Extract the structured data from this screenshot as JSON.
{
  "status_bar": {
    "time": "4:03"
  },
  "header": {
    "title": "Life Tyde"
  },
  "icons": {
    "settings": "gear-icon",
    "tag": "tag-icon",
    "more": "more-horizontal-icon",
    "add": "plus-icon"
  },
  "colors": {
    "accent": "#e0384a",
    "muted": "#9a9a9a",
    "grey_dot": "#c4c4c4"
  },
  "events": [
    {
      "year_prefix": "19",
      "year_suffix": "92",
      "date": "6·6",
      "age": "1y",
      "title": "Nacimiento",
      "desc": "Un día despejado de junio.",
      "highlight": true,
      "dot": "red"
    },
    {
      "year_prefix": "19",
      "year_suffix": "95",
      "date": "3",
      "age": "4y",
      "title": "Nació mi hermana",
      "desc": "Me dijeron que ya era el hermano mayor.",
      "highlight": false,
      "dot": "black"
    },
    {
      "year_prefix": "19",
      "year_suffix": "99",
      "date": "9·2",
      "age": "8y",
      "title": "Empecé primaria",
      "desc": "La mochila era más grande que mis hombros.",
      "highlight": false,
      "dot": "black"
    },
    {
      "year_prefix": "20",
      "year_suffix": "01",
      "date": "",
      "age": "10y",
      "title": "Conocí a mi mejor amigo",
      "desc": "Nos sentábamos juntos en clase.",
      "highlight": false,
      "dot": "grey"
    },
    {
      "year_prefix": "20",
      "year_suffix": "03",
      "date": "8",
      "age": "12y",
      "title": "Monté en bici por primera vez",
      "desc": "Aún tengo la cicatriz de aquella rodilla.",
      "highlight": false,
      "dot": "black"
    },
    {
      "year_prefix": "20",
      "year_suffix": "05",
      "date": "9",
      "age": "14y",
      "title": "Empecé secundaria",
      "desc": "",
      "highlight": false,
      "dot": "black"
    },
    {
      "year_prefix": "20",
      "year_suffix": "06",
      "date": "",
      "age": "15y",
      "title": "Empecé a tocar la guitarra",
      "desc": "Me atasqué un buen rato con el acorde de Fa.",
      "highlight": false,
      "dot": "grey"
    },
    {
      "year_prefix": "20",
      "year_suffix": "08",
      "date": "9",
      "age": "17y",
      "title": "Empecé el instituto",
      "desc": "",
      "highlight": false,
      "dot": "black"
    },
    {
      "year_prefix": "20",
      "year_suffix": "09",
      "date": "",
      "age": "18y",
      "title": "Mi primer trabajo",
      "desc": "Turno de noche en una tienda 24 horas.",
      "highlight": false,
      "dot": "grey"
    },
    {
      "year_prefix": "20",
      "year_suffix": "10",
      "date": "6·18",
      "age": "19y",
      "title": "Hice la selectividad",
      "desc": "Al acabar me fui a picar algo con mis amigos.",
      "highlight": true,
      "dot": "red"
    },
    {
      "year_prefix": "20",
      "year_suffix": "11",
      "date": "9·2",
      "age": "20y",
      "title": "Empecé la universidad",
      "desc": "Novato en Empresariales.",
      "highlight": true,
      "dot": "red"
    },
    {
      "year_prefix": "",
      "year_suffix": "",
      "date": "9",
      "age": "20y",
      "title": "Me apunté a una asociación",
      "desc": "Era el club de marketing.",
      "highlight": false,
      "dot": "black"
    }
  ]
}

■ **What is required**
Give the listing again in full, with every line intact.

■ **Reply to the task**
Extract the structured data from this screenshot as JSON.
{
  "status_bar": {
    "time": "4:03"
  },
  "header": {
    "title": "Life Tyde"
  },
  "icons": {
    "settings": "gear-icon",
    "tag": "tag-icon",
    "more": "more-horizontal-icon",
    "add": "plus-icon"
  },
  "colors": {
    "accent": "#e0384a",
    "muted": "#9a9a9a",
    "grey_dot": "#c4c4c4"
  },
  "events": [
    {
      "year_prefix": "19",
      "year_suffix": "92",
      "date": "6·6",
      "age": "1y",
      "title": "Nacimiento",
      "desc": "Un día despejado de junio.",
      "highlight": true,
      "dot": "red"
    },
    {
      "year_prefix": "19",
      "year_suffix": "95",
      "date": "3",
      "age": "4y",
      "title": "Nació mi hermana",
      "desc": "Me dijeron que ya era el hermano mayor.",
      "highlight": false,
      "dot": "black"
    },
    {
      "year_prefix": "19",
      "year_suffix": "99",
      "date": "9·2",
      "age": "8y",
      "title": "Empecé primaria",
      "desc": "La mochila era más grande que mis hombros.",
      "highlight": false,
      "dot": "black"
    },
    {
      "year_prefix": "20",
      "year_suffix": "01",
      "date": "",
      "age": "10y",
      "title": "Conocí a mi mejor amigo",
      "desc": "Nos sentábamos juntos en clase.",
      "highlight": false,
      "dot": "grey"
    },
    {
      "year_prefix": "20",
      "year_suffix": "03",
      "date": "8",
      "age": "12y",
      "title": "Monté en bici por primera vez",
      "desc": "Aún tengo la cicatriz de aquella rodilla.",
      "highlight": false,
      "dot": "black"
    },
    {
      "year_prefix": "20",
      "year_suffix": "05",
      "date": "9",
      "age": "14y",
      "title": "Empecé secundaria",
      "desc": "",
      "highlight": false,
      "dot": "black"
    },
    {
      "year_prefix": "20",
      "year_suffix": "06",
      "date": "",
      "age": "15y",
      "title": "Empecé a tocar la guitarra",
      "desc": "Me atasqué un buen rato con el acorde de Fa.",
      "highlight": false,
      "dot": "grey"
    },
    {
      "year_prefix": "20",
      "year_suffix": "08",
      "date": "9",
      "age": "17y",
      "title": "Empecé el instituto",
      "desc": "",
      "highlight": false,
      "dot": "black"
    },
    {
      "year_prefix": "20",
      "year_suffix": "09",
      "date": "",
      "age": "18y",
      "title": "Mi primer trabajo",
      "desc": "Turno de noche en una tienda 24 horas.",
      "highlight": false,
      "dot": "grey"
    },
    {
      "year_prefix": "20",
      "year_suffix": "10",
      "date": "6·18",
      "age": "19y",
      "title": "Hice la selectividad",
      "desc": "Al acabar me fui a picar algo con mis amigos.",
      "highlight": true,
      "dot": "red"
    },
    {
      "year_prefix": "20",
      "year_suffix": "11",
      "date": "9·2",
      "age": "20y",
      "title": "Empecé la universidad",
      "desc": "Novato en Empresariales.",
      "highlight": true,
      "dot": "red"
    },
    {
      "year_prefix": "",
      "year_suffix": "",
      "date": "9",
      "age": "20y",
      "title": "Me apunté a una asociación",
      "desc": "Era el club de marketing.",
      "highlight": false,
      "dot": "black"
    }
  ]
}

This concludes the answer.